Meet Steven de Selby. As the newly-appointed Regional Manager for the Australian branch of Mortmax Industries, he’s responsible for making sure everyone who dies in his area does so properly, all the while keeping the otherworldly Stirrers from claiming the corpses as their own. Luckily, he has a crack team of Pomps, both human and avian, to handle the majority of the caseload, while he deals with paperwork and organizing the upcoming Death Moot. Unfortunately, it’s never that easy. The other twelve Regional Managers are a bunch of backstabbing murderers, the ancient god of the Stirrers is slowly approaching, and Steven’s way behind on his training. Oh yes, a newly created government agency is dogging his footsteps, and there’s a madman stalking Steven with deadly intent. When you’re in the business of death, there’s no golden parachute.
Now, Steven has to stay alive long enough to organize the most important business conference of his life, maintain a somewhat rocky relationship with his girlfriend Lissa, and find a way to prevent a global apocalypse. Success isn’t going to be pretty.

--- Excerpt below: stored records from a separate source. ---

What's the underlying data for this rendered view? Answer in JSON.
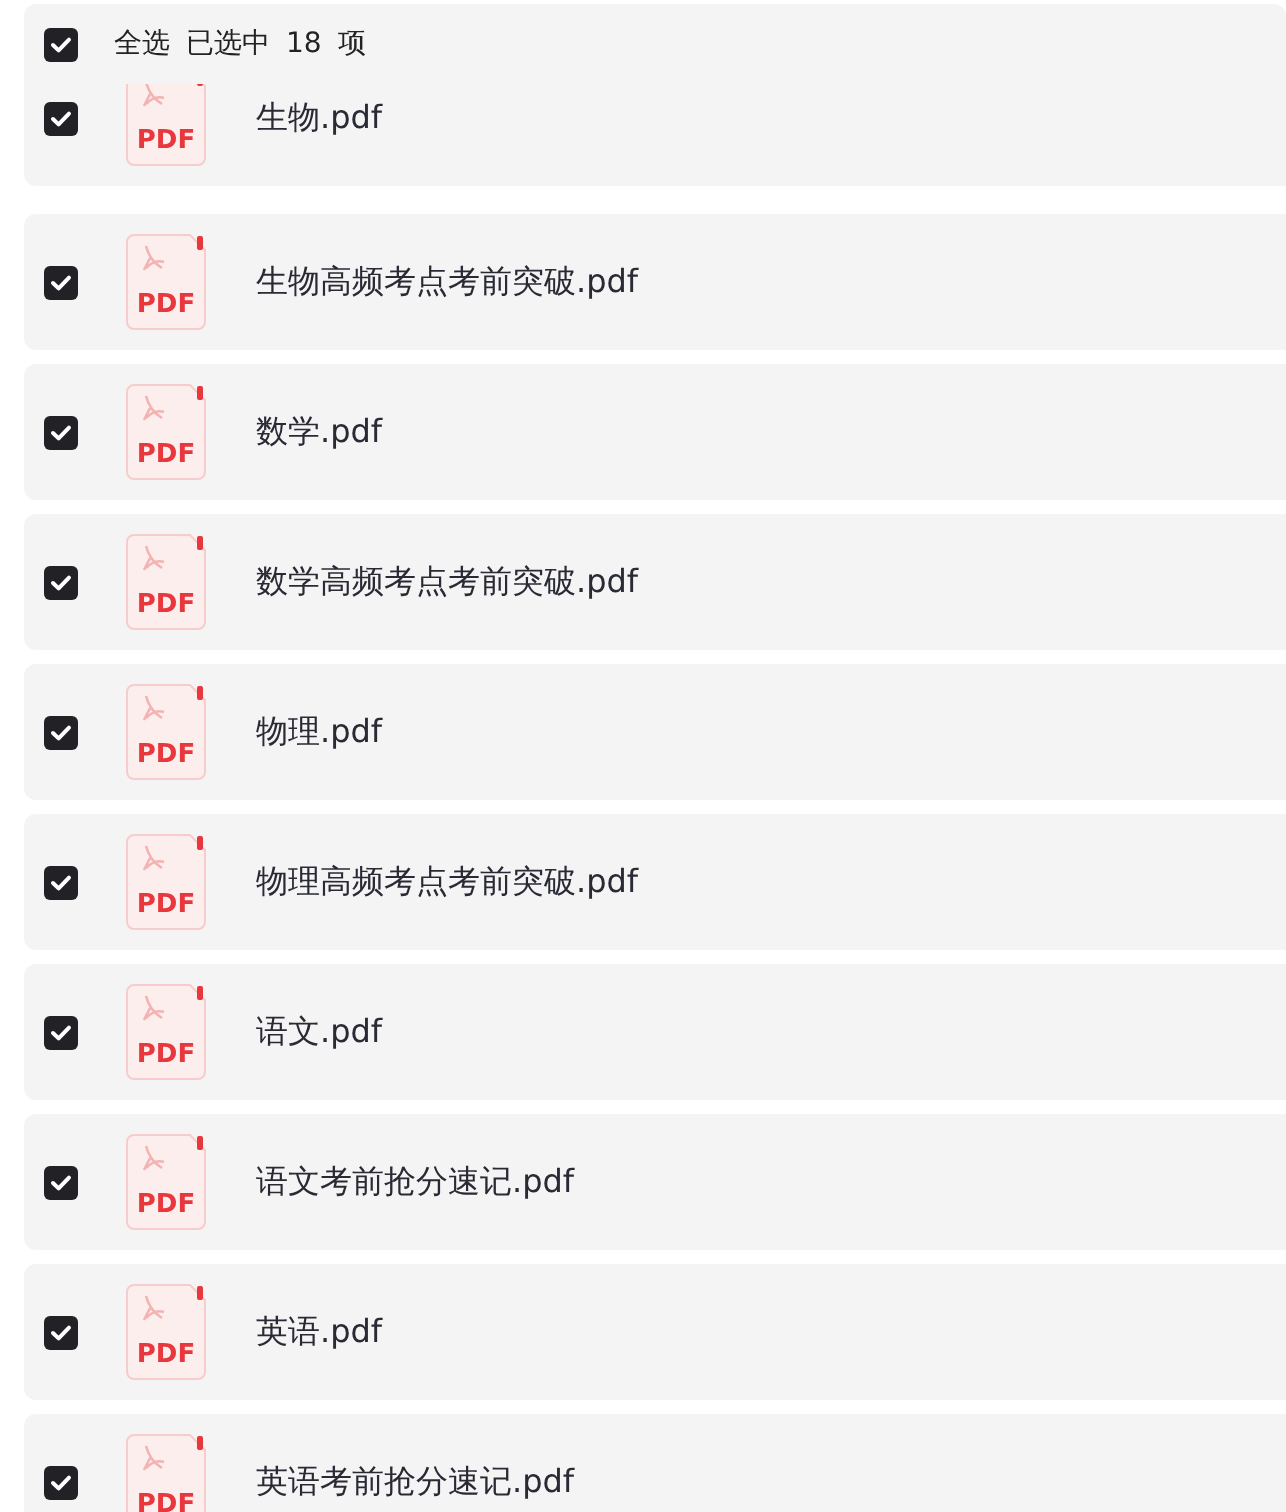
{
  "header": {
    "select_all_checked": true,
    "select_all_label": "全选",
    "selected_prefix": "已选中",
    "selected_count": "18",
    "selected_suffix": "项"
  },
  "files": [
    {
      "name": "生物.pdf",
      "type_label": "PDF",
      "checked": true
    },
    {
      "name": "生物高频考点考前突破.pdf",
      "type_label": "PDF",
      "checked": true
    },
    {
      "name": "数学.pdf",
      "type_label": "PDF",
      "checked": true
    },
    {
      "name": "数学高频考点考前突破.pdf",
      "type_label": "PDF",
      "checked": true
    },
    {
      "name": "物理.pdf",
      "type_label": "PDF",
      "checked": true
    },
    {
      "name": "物理高频考点考前突破.pdf",
      "type_label": "PDF",
      "checked": true
    },
    {
      "name": "语文.pdf",
      "type_label": "PDF",
      "checked": true
    },
    {
      "name": "语文考前抢分速记.pdf",
      "type_label": "PDF",
      "checked": true
    },
    {
      "name": "英语.pdf",
      "type_label": "PDF",
      "checked": true
    },
    {
      "name": "英语考前抢分速记.pdf",
      "type_label": "PDF",
      "checked": true
    }
  ]
}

Picking up not long after the end of Death Most Definite, this book continues the epic rise (or fall?) of a man constantly thrown into situations well beyond his understanding. He only survived the previous episode through luck, stubbornness, and the underestimation of his enemy. This time, he’s really in for some rough patches and bloody moments. There’s just something about this series that captures the imagination. Whether it’s the nifty, intriguing way in which Jamieson delivers a mythos built around life and afterlife, bureaucracy and blood, or the engaging tone of the narrator, there’s no denying that this urban fantasy is something new and different. A lot happens here, and it’s all leading towards something epic. There’s no second-volume-filler syndrome here, just a fast-paced rocketing from one crisis to the next. You can see the scope gradually escalating as each new facet of the story is revealed.
Managing Death is good stuff. Sometimes brutal, sometimes philosophical, often unpredictable, it’s thoroughly enjoyable, and worth checking out.